German professor of botany and medicine. The first double forms were introduced
in France in 1856. Zinnias became popular in the US in the late 19th and early
20th century and many familiar forms were bred here including the first cactus
flowering and striped varieties. In the Victorian language of flowers, zinnias
meant "thoughts of an absent friend."
All Renee's Garden Seed Zinnias
To purchase these and other
Renee's Garden Seeds,
Zinnias are certainly among the easiest flowers for anyone, whether just
beginning or experienced in gardening, to germinate and grow directly from seed.
Their easy culture, heat tolerance and colorful mid to late summer show,
blooming hard when other annuals are spent, make them well worth exploring.
Zinnias make superb long-stemmed cutting flowers with long-lasting blooms. I
love planting bright zinnias mixes near other later summer flowers like
and if you have zinnias, you will be inviting butterflies to visit your garden!
Zinnias Elegans is the well-known species with the most modern cultivars in a
wide variety of plant heights, flower sizes, flower forms and colors. As these
vibrant flowers mature, their center discs open into a circle of tiny golden
stars. Today, thanks to active breeders, there is just about every imaginable
flower form: dahlia- flowered, quilled, crested, ball or pompon-like, single,
semi double, fully double. Z. elegans come in every color and some bi-colors
except true blue. Color choices are so broad that you can choose from all the
way from deep, intensely bright shades to soft, creamy pastels and white.
Bi-Colors and striped and speckled varieties are also available. Heights range
from 8 inches to almost 4 feet tall. Zinnias Elegans have also been hybridized
to increase their resistance to disease and give more weather tolerance.
Z. Elegans -- dahlia flowered:
"Benaryâ" Giants" ( "Blue Point") are the #1 florist choice for cut
flowers. Bred and introduced by the Dutch about 10 years ago, these garden beauties have long, strong stems on multi-branching plants that reach 3 to 4
feet tall. Flowers are fully double with densely filled petals that look almost
beaded and are available in 12 sparking colors. They have better mildew
resistance than older large dahlia- flowered mixes, are especially
attractive to butterflies, and make beautiful in bouquets. These are available in many single colors such as "Apricot
Blush", and also in custom blends such as "Hot Crayon Colors" which combines
bright yellow, citrus orange and rich red, "Cool Crayon Colors", which
combines lavender, carmine-rose, soft pink and white,
which blends apricot blush with unusual, vivid chartreuse or "Berry Basket",
with grape, pink, rose and raspberry shades.
"Envy" This zinnia variety belongs in every flower arranger's garden. It's
vivid unusual chartreuse color sets off brighter summer flowers and harmonizes
equally well with soft pastels. The old heirloom cultivar did not have good
color or reliable flower form , but the Benary's Giant selection called "Green
Envy" is much improved with truly double, many petaled green flowers on long

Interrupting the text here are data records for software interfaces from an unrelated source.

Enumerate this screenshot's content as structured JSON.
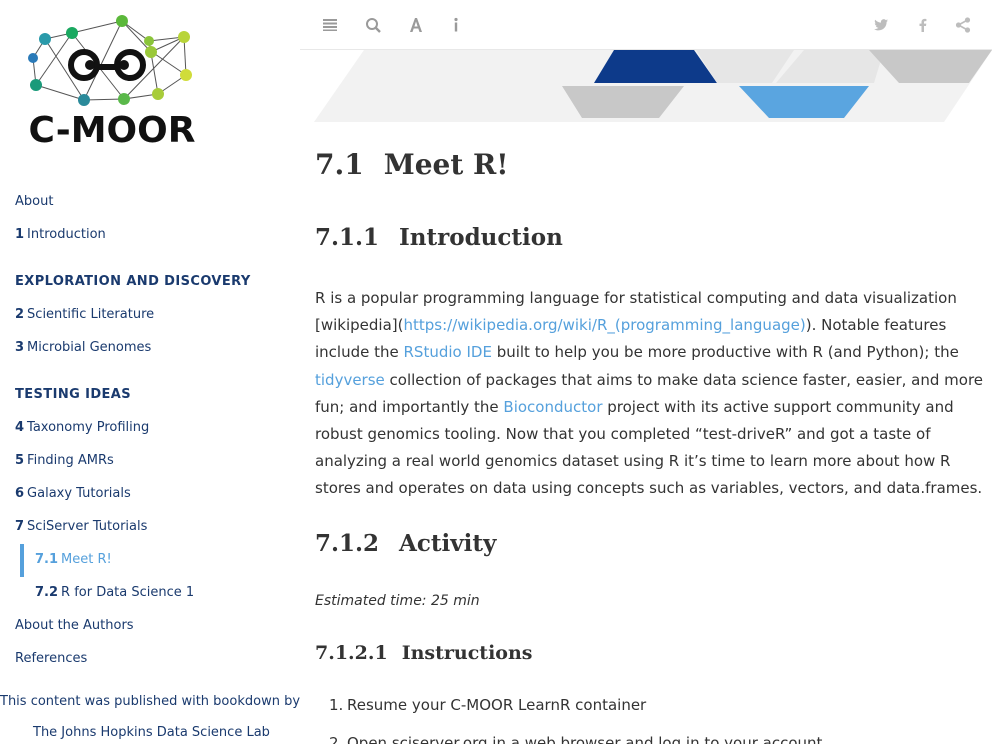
{
  "logo": {
    "text": "C-MOOR"
  },
  "sidebar": {
    "items": [
      {
        "kind": "item",
        "num": "",
        "label": "About"
      },
      {
        "kind": "item",
        "num": "1",
        "label": "Introduction"
      },
      {
        "kind": "part",
        "label": "EXPLORATION AND DISCOVERY"
      },
      {
        "kind": "item",
        "num": "2",
        "label": "Scientific Literature"
      },
      {
        "kind": "item",
        "num": "3",
        "label": "Microbial Genomes"
      },
      {
        "kind": "part",
        "label": "TESTING IDEAS"
      },
      {
        "kind": "item",
        "num": "4",
        "label": "Taxonomy Profiling"
      },
      {
        "kind": "item",
        "num": "5",
        "label": "Finding AMRs"
      },
      {
        "kind": "item",
        "num": "6",
        "label": "Galaxy Tutorials"
      },
      {
        "kind": "item",
        "num": "7",
        "label": "SciServer Tutorials"
      },
      {
        "kind": "sub",
        "num": "7.1",
        "label": "Meet R!",
        "active": true
      },
      {
        "kind": "sub",
        "num": "7.2",
        "label": "R for Data Science 1"
      },
      {
        "kind": "item",
        "num": "",
        "label": "About the Authors"
      },
      {
        "kind": "item",
        "num": "",
        "label": "References"
      }
    ],
    "published_by": "This content was published with bookdown by:",
    "publisher": "The Johns Hopkins Data Science Lab"
  },
  "toolbar": {
    "left_icons": [
      "menu-icon",
      "search-icon",
      "font-icon",
      "info-icon"
    ],
    "right_icons": [
      "twitter-icon",
      "facebook-icon",
      "share-icon"
    ]
  },
  "content": {
    "h1_num": "7.1",
    "h1_text": "Meet R!",
    "h2_intro_num": "7.1.1",
    "h2_intro_text": "Introduction",
    "intro": {
      "t1": "R is a popular programming language for statistical computing and data visualization [wikipedia](",
      "link1": "https://wikipedia.org/wiki/R_(programming_language)",
      "t2": "). Notable features include the ",
      "link2": "RStudio IDE",
      "t3": " built to help you be more productive with R (and Python); the ",
      "link3": "tidyverse",
      "t4": " collection of packages that aims to make data science faster, easier, and more fun; and importantly the ",
      "link4": "Bioconductor",
      "t5": " project with its active support community and robust genomics tooling. Now that you completed “test-driveR” and got a taste of analyzing a real world genomics dataset using R it’s time to learn more about how R stores and operates on data using concepts such as variables, vectors, and data.frames."
    },
    "h2_activity_num": "7.1.2",
    "h2_activity_text": "Activity",
    "estimated": "Estimated time: 25 min",
    "h3_num": "7.1.2.1",
    "h3_text": "Instructions",
    "steps": [
      {
        "n": "1.",
        "text": "Resume your C-MOOR LearnR container"
      },
      {
        "n": "2.",
        "text": "Open sciserver.org in a web browser and log in to your account"
      }
    ]
  },
  "colors": {
    "nav_link": "#1a3a6e",
    "active_link": "#55a0dc",
    "banner_dark": "#0d3a8a",
    "banner_light": "#5aa5e0",
    "banner_grey": "#c8c8c8"
  }
}
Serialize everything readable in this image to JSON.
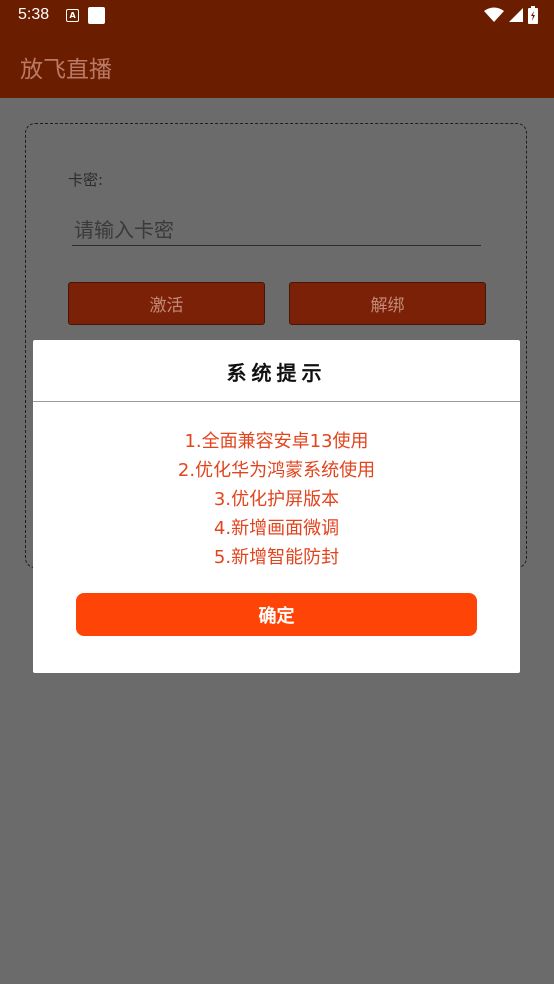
{
  "status_bar": {
    "time": "5:38",
    "notification_icon_letter": "A",
    "icons": [
      "wifi-icon",
      "signal-icon",
      "battery-icon"
    ]
  },
  "app_bar": {
    "title": "放飞直播"
  },
  "form": {
    "key_label": "卡密:",
    "key_input": {
      "value": "",
      "placeholder": "请输入卡密"
    },
    "activate_label": "激活",
    "unbind_label": "解绑"
  },
  "dialog": {
    "title": "系统提示",
    "lines": [
      "1.全面兼容安卓13使用",
      "2.优化华为鸿蒙系统使用",
      "3.优化护屏版本",
      "4.新增画面微调",
      "5.新增智能防封"
    ],
    "ok_label": "确定"
  },
  "colors": {
    "app_bar": "#6b1d00",
    "overlay": "#6b6b6b",
    "dialog_text": "#e2441e",
    "ok_button": "#ff4407"
  }
}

"Pumila" or "Cut And Come Again" This old favorite's name reflects its almost
continuous bloom for several months. Fully double and semi double, 2 to 3 inch
flowers. This well- branched heirloom variety has been exceptional color range
including many pastels. Plants reach about 3-31/2 feet tall. While they are not
particularly disease resistant, these old-fashioned zinnias have a lovely
rounded blossom form and many stems for cutting.
Z. Elegans -- cactus flowered:
Tall, 3-4 foot cactus flower zinnias have semi double,4 to 6 inch, slightly
curved and twisted petals making them resemble quilled chrysanthemums. They
usually come in mixes of bright colors including canary yellow, golden, orange,
crimson, scarlet, apricot, coral, carmine, lilac, rose, pink and white.
"Raggedy Anne" An exuberant mix of these old-fashioned large quilled flowers in
radiant shades that make especially nice bouquets.
Zinnia haageana This more diminutive species is most often available as a bi
-color mix.The oldest heirloom variety is Persian Carpet, a mix of many singles, semi
doubles and doubles. It comes in a mosaic of chestnut, mahogany, bronze, orange,
and rust, with contrasting circles or picotee edges of yellow and cream that
create a rich tapestry of color. These lovely flowers are multi-branching and
low growing, reaching 12- 18 inches tall and make charming little bouquets.
Zinnias need warmth to germinate and grow easily. To start early indoors: In
cold-weather climates, you can get a head start on the season by starting
zinnias from seed indoors four to five weeks before the last spring frost date.
Sow seeds 1/2" deep and 3 inches apart in a container of moist but not soggy
seed starting mix. Keep warm and moist, fertilize with half strength liquid
fertilizer every 10 days and provide a strong light source until seedlings are
ready to plant outside when spring night temperatures rise above 50Â° both day
To start directly in the garden: In both cold and mild winter climates, wait
until when all danger of frost has passed, days and nights are evenly on the
50-55° range and weather is warm and settled. Remember: if is too cold, zinnias
simply won't germinate or tender seedlings may suffer from damping off and die,
so it's just not worth trying to start them too early. In the right conditions,
seeds germinate quickly and once seedlings are up and well established, they
will grow rapidly and bloom abundantly all across the country.
Sow seeds in well worked, fertile garden soil in full sun. Space seeds 2 to 3
inches apart in rows 12 inches apart. Cover 1/2" deep and gently firm soil. Keep
soil evenly moist while awaiting germination which takes five to 10 days. When
seedlings are large enough to handle, thin to stand 10 -12 inches apart;
adequate spacing gives plants room to grow and provides the good air circulation
zinnias need to keep plants productive and disease free and producing an
abundance of flowers.
If you live in an area with long summers that don't get too humid, you can plant
zinnias in the spring for summer flowers and then sow again at midsummer for
bountiful fall blooms.
Cut flowers as blossoms first begin to open and petals are tight for longest
vase life. Cut flowers often to enjoy lavish bouquets indoors and give away as
gifts because the more flowers you cut, the more the plants will produce for a
long season of bloom. Feed plants with a good well-balanced flower fertilizer
every few weeks for best flower production and keep evenly watered. Cut long
stems well back into the plant, to keep plants branching low and producing the
best blooms. Strip off the leaves so flowers last longer in a vase. A good
floral preservative can increase vase life for cut zinnias.
One of the most common diseases to afflict zinnias is powdery mildew, especially
in hot areas with humid summers. If this is a serious problem, plant the most
disease resistant varieties (the new hybrids are especially good here) and be
scrupulous about providing full sun, adequate spacing and air circulation
between plants. Avoid overhead watering if at all possible. The powdery mildew
fungus begins to show up in zinnia plantings during late summer. One favorite
remedy is to use one tablespoon of baking soda to one gallon of water and spray
it directly on the leaves and other parts of the affected plant. Weekly spraying
thereafter should provide control.
In very wet weather, viral diseases can be a problem. If only the leaves are
discolored, remove them when cutting so you can still enjoy the flowers in a
vase. Protect young seedlings from slugs and snails by using one of the new nontoxic
controls. If marauding birds , find young seedlings attractive, use bird netting
until seedlings are four to 5 inches tall.